Exactly as they stand, give the records below again, with no images.

◆ Dataset records
□ □ □ □ □ □ □

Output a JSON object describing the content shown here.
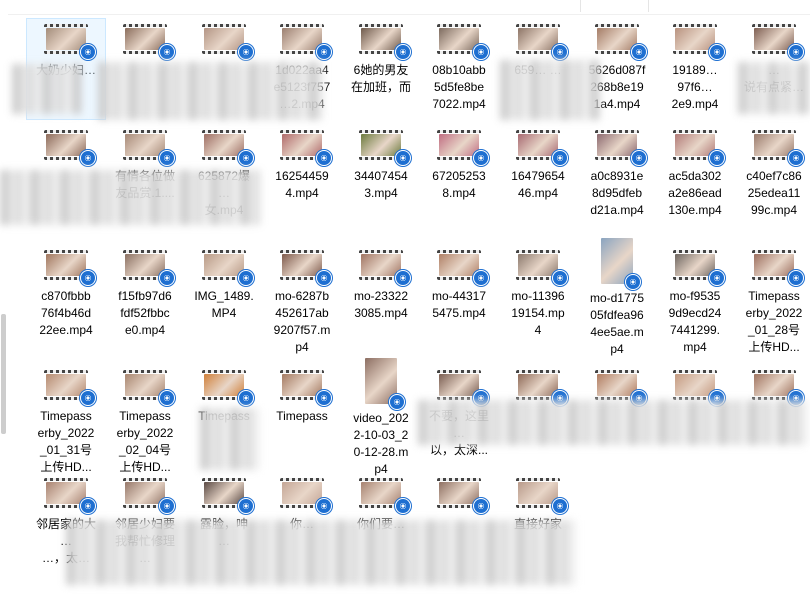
{
  "window": {
    "title": ""
  },
  "colors": {
    "play_badge": "#1e6fd1",
    "selection": "#cce8ff"
  },
  "badge_icon": "play-badge-icon",
  "rows": [
    [
      {
        "name": "大奶少妇…",
        "tint": "#a38c7a"
      },
      {
        "name": "",
        "tint": "#8a6d5c"
      },
      {
        "name": "",
        "tint": "#b39585"
      },
      {
        "name": "1d022aa4\ne5123f757\n…2.mp4",
        "tint": "#9b7f70"
      },
      {
        "name": "6她的男友\n在加班，而",
        "tint": "#6f5a4c"
      },
      {
        "name": "08b10abb\n5d5fe8be\n7022.mp4",
        "tint": "#7c6a5e"
      },
      {
        "name": "659… …",
        "tint": "#8c7466"
      },
      {
        "name": "5626d087f\n268b8e19\n1a4.mp4",
        "tint": "#a47c66"
      },
      {
        "name": "19189…\n97f6…\n2e9.mp4",
        "tint": "#b8927f"
      },
      {
        "name": "…\n说有点紧…",
        "tint": "#7d5e52"
      }
    ],
    [
      {
        "name": "",
        "tint": "#8c6a5a"
      },
      {
        "name": "有情各位做\n友品赏.1....",
        "tint": "#a78a78"
      },
      {
        "name": "625872爆\n…\n女.mp4",
        "tint": "#9e6f64"
      },
      {
        "name": "16254459\n4.mp4",
        "tint": "#b06a6a"
      },
      {
        "name": "34407454\n3.mp4",
        "tint": "#6c7a3e"
      },
      {
        "name": "67205253\n8.mp4",
        "tint": "#c06d82"
      },
      {
        "name": "16479654\n46.mp4",
        "tint": "#a86a72"
      },
      {
        "name": "a0c8931e\n8d95dfeb\nd21a.mp4",
        "tint": "#8c6a70"
      },
      {
        "name": "ac5da302\na2e86ead\n130e.mp4",
        "tint": "#b27b78"
      },
      {
        "name": "c40ef7c86\n25edea11\n99c.mp4",
        "tint": "#9a7b6c"
      }
    ],
    [
      {
        "name": "c870fbbb\n76f4b46d\n22ee.mp4",
        "tint": "#a0765e"
      },
      {
        "name": "f15fb97d6\nfdf52fbbc\ne0.mp4",
        "tint": "#8a7062"
      },
      {
        "name": "IMG_1489.\nMP4",
        "tint": "#b89a86"
      },
      {
        "name": "mo-6287b\n452617ab\n9207f57.m\np4",
        "tint": "#7e5a4c"
      },
      {
        "name": "mo-23322\n3085.mp4",
        "tint": "#a07462"
      },
      {
        "name": "mo-44317\n5475.mp4",
        "tint": "#b08066"
      },
      {
        "name": "mo-11396\n19154.mp\n4",
        "tint": "#8c7a6e"
      },
      {
        "name": "mo-d1775\n05fdfea96\n4ee5ae.m\np4",
        "tint": "#8aa4c0",
        "portrait": true
      },
      {
        "name": "mo-f9535\n9d9ecd24\n7441299.\nmp4",
        "tint": "#6e6660"
      },
      {
        "name": "Timepass\nerby_2022\n_01_28号\n上传HD...",
        "tint": "#9c6e5e"
      }
    ],
    [
      {
        "name": "Timepass\nerby_2022\n_01_31号\n上传HD...",
        "tint": "#b58a70"
      },
      {
        "name": "Timepass\nerby_2022\n_02_04号\n上传HD...",
        "tint": "#a88670"
      },
      {
        "name": "Timepass",
        "tint": "#d0803a"
      },
      {
        "name": "Timepass",
        "tint": "#a47a62"
      },
      {
        "name": "video_202\n2-10-03_2\n0-12-28.m\np4",
        "tint": "#8c6e62",
        "portrait": true
      },
      {
        "name": "不要，这里\n…\n以，太深...",
        "tint": "#7a5e52"
      },
      {
        "name": "",
        "tint": "#8e6a58"
      },
      {
        "name": "",
        "tint": "#b07c60"
      },
      {
        "name": "",
        "tint": "#c49a80"
      },
      {
        "name": "",
        "tint": "#a07460"
      }
    ],
    [
      {
        "name": "邻居家的大\n…\n…，太…",
        "tint": "#a88270"
      },
      {
        "name": "邻居少妇要\n我帮忙修理\n…",
        "tint": "#96786a"
      },
      {
        "name": "露脸，呻\n…",
        "tint": "#5a4a44"
      },
      {
        "name": "你…",
        "tint": "#c4a696"
      },
      {
        "name": "你们要…",
        "tint": "#a68270"
      },
      {
        "name": "",
        "tint": "#8e7062"
      },
      {
        "name": "直接好家",
        "tint": "#b89a8a"
      }
    ]
  ]
}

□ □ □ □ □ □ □

◆ Task result
Output a JSON object describing the content shown here.
{
  "window": {
    "title": ""
  },
  "colors": {
    "play_badge": "#1e6fd1",
    "selection": "#cce8ff"
  },
  "badge_icon": "play-badge-icon",
  "rows": [
    [
      {
        "name": "大奶少妇…",
        "tint": "#a38c7a"
      },
      {
        "name": "",
        "tint": "#8a6d5c"
      },
      {
        "name": "",
        "tint": "#b39585"
      },
      {
        "name": "1d022aa4\ne5123f757\n…2.mp4",
        "tint": "#9b7f70"
      },
      {
        "name": "6她的男友\n在加班，而",
        "tint": "#6f5a4c"
      },
      {
        "name": "08b10abb\n5d5fe8be\n7022.mp4",
        "tint": "#7c6a5e"
      },
      {
        "name": "659… …",
        "tint": "#8c7466"
      },
      {
        "name": "5626d087f\n268b8e19\n1a4.mp4",
        "tint": "#a47c66"
      },
      {
        "name": "19189…\n97f6…\n2e9.mp4",
        "tint": "#b8927f"
      },
      {
        "name": "…\n说有点紧…",
        "tint": "#7d5e52"
      }
    ],
    [
      {
        "name": "",
        "tint": "#8c6a5a"
      },
      {
        "name": "有情各位做\n友品赏.1....",
        "tint": "#a78a78"
      },
      {
        "name": "625872爆\n…\n女.mp4",
        "tint": "#9e6f64"
      },
      {
        "name": "16254459\n4.mp4",
        "tint": "#b06a6a"
      },
      {
        "name": "34407454\n3.mp4",
        "tint": "#6c7a3e"
      },
      {
        "name": "67205253\n8.mp4",
        "tint": "#c06d82"
      },
      {
        "name": "16479654\n46.mp4",
        "tint": "#a86a72"
      },
      {
        "name": "a0c8931e\n8d95dfeb\nd21a.mp4",
        "tint": "#8c6a70"
      },
      {
        "name": "ac5da302\na2e86ead\n130e.mp4",
        "tint": "#b27b78"
      },
      {
        "name": "c40ef7c86\n25edea11\n99c.mp4",
        "tint": "#9a7b6c"
      }
    ],
    [
      {
        "name": "c870fbbb\n76f4b46d\n22ee.mp4",
        "tint": "#a0765e"
      },
      {
        "name": "f15fb97d6\nfdf52fbbc\ne0.mp4",
        "tint": "#8a7062"
      },
      {
        "name": "IMG_1489.\nMP4",
        "tint": "#b89a86"
      },
      {
        "name": "mo-6287b\n452617ab\n9207f57.m\np4",
        "tint": "#7e5a4c"
      },
      {
        "name": "mo-23322\n3085.mp4",
        "tint": "#a07462"
      },
      {
        "name": "mo-44317\n5475.mp4",
        "tint": "#b08066"
      },
      {
        "name": "mo-11396\n19154.mp\n4",
        "tint": "#8c7a6e"
      },
      {
        "name": "mo-d1775\n05fdfea96\n4ee5ae.m\np4",
        "tint": "#8aa4c0",
        "portrait": true
      },
      {
        "name": "mo-f9535\n9d9ecd24\n7441299.\nmp4",
        "tint": "#6e6660"
      },
      {
        "name": "Timepass\nerby_2022\n_01_28号\n上传HD...",
        "tint": "#9c6e5e"
      }
    ],
    [
      {
        "name": "Timepass\nerby_2022\n_01_31号\n上传HD...",
        "tint": "#b58a70"
      },
      {
        "name": "Timepass\nerby_2022\n_02_04号\n上传HD...",
        "tint": "#a88670"
      },
      {
        "name": "Timepass",
        "tint": "#d0803a"
      },
      {
        "name": "Timepass",
        "tint": "#a47a62"
      },
      {
        "name": "video_202\n2-10-03_2\n0-12-28.m\np4",
        "tint": "#8c6e62",
        "portrait": true
      },
      {
        "name": "不要，这里\n…\n以，太深...",
        "tint": "#7a5e52"
      },
      {
        "name": "",
        "tint": "#8e6a58"
      },
      {
        "name": "",
        "tint": "#b07c60"
      },
      {
        "name": "",
        "tint": "#c49a80"
      },
      {
        "name": "",
        "tint": "#a07460"
      }
    ],
    [
      {
        "name": "邻居家的大\n…\n…，太…",
        "tint": "#a88270"
      },
      {
        "name": "邻居少妇要\n我帮忙修理\n…",
        "tint": "#96786a"
      },
      {
        "name": "露脸，呻\n…",
        "tint": "#5a4a44"
      },
      {
        "name": "你…",
        "tint": "#c4a696"
      },
      {
        "name": "你们要…",
        "tint": "#a68270"
      },
      {
        "name": "",
        "tint": "#8e7062"
      },
      {
        "name": "直接好家",
        "tint": "#b89a8a"
      }
    ]
  ]
}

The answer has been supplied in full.